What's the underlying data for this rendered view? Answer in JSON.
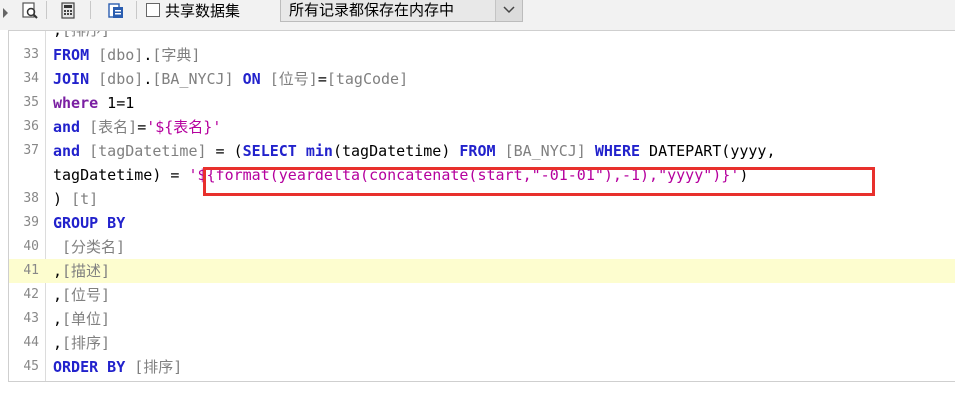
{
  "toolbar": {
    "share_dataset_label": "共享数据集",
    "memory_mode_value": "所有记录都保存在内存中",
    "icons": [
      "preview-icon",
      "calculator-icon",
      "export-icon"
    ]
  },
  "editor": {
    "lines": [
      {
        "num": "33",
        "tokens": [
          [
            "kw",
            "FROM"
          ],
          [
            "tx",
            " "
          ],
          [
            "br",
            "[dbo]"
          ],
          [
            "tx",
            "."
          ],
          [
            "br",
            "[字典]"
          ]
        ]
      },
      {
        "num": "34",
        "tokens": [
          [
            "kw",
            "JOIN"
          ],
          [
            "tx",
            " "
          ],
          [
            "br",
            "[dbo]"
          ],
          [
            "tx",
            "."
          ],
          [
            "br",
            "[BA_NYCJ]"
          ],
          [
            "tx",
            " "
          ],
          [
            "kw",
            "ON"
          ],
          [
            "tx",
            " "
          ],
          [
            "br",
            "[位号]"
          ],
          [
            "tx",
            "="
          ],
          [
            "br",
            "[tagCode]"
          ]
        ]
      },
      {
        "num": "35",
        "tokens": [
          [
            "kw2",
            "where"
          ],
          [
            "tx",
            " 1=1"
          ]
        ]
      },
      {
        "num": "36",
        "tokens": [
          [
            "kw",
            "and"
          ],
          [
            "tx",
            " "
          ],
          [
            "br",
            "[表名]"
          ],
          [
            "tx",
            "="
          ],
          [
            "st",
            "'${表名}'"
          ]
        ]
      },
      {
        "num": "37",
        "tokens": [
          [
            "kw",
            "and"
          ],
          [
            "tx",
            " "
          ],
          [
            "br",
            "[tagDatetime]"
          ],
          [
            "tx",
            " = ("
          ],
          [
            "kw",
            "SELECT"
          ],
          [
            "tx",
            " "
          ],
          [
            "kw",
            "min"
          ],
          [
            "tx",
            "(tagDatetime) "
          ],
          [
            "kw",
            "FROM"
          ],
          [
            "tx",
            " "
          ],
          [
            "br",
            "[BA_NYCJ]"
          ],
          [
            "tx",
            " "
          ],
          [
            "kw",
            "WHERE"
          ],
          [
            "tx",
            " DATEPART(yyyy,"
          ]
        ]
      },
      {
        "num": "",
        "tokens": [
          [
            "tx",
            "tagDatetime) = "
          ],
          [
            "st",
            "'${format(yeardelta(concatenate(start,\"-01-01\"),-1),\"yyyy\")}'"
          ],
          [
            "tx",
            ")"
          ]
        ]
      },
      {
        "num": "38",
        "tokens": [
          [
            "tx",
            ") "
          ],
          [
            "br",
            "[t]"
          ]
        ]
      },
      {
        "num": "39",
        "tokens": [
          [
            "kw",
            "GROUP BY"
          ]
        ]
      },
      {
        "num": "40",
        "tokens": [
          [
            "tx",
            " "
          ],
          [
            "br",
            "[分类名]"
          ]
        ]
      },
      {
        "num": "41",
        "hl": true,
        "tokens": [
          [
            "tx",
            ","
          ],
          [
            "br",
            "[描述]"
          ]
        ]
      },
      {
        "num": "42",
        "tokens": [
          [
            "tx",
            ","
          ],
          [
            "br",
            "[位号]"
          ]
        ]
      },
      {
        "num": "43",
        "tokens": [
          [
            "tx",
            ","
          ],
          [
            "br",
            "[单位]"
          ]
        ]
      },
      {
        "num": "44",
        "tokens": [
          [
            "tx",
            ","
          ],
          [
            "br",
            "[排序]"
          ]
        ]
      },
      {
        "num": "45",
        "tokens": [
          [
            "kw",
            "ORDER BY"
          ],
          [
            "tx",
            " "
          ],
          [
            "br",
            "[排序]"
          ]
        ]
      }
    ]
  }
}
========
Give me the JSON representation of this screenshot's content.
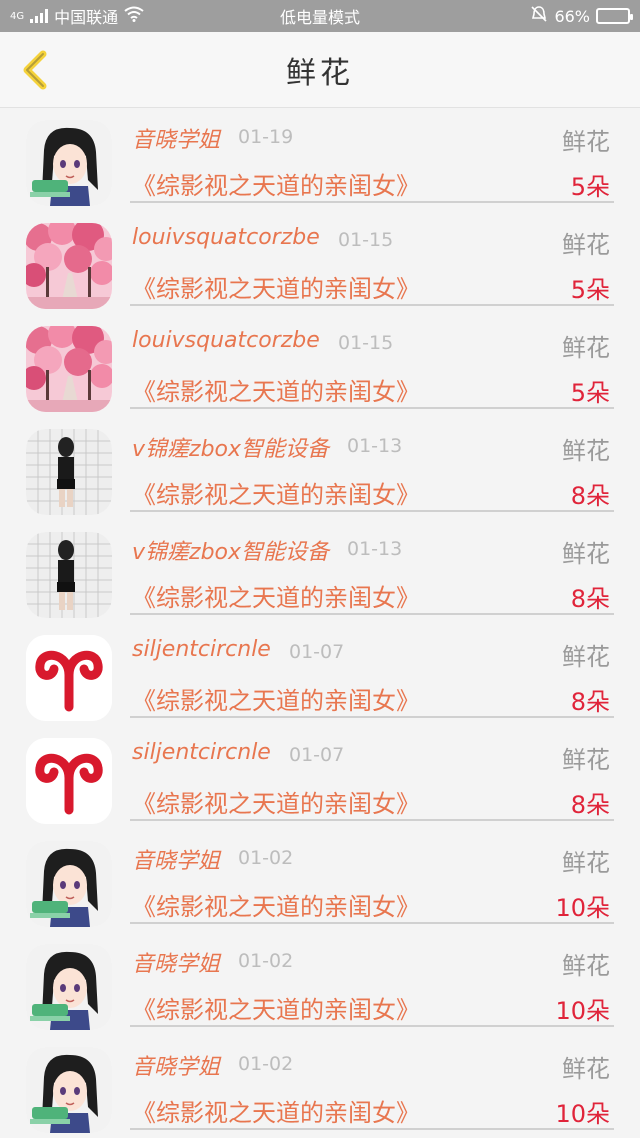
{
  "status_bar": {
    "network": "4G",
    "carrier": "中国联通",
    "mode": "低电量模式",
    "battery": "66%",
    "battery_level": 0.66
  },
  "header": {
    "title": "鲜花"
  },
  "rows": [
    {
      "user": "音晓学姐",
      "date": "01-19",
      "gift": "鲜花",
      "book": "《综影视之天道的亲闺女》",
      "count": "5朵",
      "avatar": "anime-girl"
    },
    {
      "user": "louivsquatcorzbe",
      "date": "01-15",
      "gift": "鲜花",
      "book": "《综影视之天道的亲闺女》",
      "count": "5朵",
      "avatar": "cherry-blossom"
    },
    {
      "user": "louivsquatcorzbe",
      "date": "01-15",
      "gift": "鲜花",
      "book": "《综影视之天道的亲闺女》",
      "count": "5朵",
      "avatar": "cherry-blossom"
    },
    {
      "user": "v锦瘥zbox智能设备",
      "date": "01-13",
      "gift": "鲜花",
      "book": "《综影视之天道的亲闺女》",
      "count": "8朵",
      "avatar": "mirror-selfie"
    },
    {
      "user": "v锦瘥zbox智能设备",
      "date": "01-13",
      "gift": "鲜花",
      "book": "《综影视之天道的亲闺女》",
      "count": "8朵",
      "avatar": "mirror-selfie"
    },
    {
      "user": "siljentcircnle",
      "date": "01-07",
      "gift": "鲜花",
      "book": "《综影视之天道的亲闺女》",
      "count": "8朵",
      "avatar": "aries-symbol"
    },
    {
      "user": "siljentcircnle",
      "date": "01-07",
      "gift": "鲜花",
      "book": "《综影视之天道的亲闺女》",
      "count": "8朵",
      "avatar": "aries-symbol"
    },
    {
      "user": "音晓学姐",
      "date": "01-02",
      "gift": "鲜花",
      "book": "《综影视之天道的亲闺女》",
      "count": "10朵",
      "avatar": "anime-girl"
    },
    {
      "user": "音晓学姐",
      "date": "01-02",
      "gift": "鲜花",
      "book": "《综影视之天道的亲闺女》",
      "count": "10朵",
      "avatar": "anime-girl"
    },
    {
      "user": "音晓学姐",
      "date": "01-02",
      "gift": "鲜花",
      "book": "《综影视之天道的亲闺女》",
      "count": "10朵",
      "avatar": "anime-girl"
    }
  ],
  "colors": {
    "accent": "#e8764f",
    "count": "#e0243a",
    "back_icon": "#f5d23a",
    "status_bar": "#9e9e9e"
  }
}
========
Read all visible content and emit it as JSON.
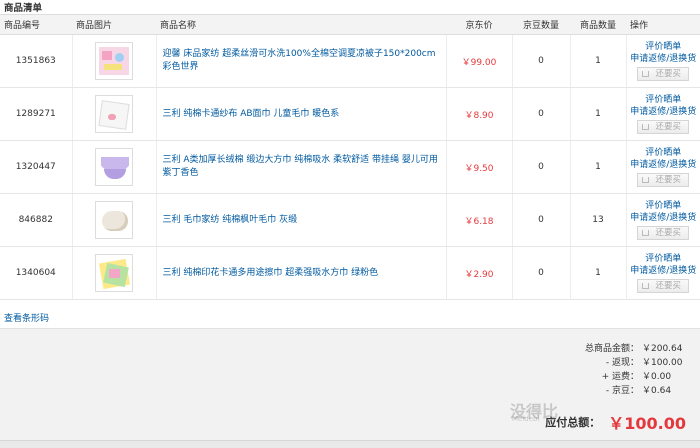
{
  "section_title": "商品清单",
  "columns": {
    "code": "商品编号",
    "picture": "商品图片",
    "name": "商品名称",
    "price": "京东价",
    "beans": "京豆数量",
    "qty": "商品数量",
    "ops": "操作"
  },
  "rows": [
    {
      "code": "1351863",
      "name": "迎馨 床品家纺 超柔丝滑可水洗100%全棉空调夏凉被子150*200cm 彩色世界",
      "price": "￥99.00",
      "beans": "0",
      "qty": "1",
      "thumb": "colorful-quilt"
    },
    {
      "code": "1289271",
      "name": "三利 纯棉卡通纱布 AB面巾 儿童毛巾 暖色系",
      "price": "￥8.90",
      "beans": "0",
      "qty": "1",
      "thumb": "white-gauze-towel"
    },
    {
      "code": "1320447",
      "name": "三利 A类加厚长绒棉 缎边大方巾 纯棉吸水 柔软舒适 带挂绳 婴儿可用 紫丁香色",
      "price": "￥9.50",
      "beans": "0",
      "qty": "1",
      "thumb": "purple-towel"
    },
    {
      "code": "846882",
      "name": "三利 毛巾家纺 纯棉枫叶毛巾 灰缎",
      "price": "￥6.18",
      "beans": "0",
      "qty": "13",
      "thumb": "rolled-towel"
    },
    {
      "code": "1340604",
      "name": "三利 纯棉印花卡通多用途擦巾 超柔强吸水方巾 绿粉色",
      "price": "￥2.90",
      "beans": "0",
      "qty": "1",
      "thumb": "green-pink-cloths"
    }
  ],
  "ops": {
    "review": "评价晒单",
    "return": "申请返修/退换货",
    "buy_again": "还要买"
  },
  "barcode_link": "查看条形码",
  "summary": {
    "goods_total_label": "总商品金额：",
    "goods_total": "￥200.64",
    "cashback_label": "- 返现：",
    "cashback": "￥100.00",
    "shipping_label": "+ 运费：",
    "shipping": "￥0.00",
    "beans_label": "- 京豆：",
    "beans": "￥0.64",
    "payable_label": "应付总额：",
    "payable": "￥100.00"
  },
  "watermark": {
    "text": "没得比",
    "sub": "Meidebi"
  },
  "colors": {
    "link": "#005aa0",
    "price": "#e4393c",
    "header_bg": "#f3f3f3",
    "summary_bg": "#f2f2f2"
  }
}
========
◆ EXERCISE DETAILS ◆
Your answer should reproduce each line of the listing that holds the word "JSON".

◆ TASK OUTPUT ◆
What's the underlying data for this rendered view? Answer in JSON.
Give me the JSON representation of this screenshot's content.
Read all visible content and emit it as JSON.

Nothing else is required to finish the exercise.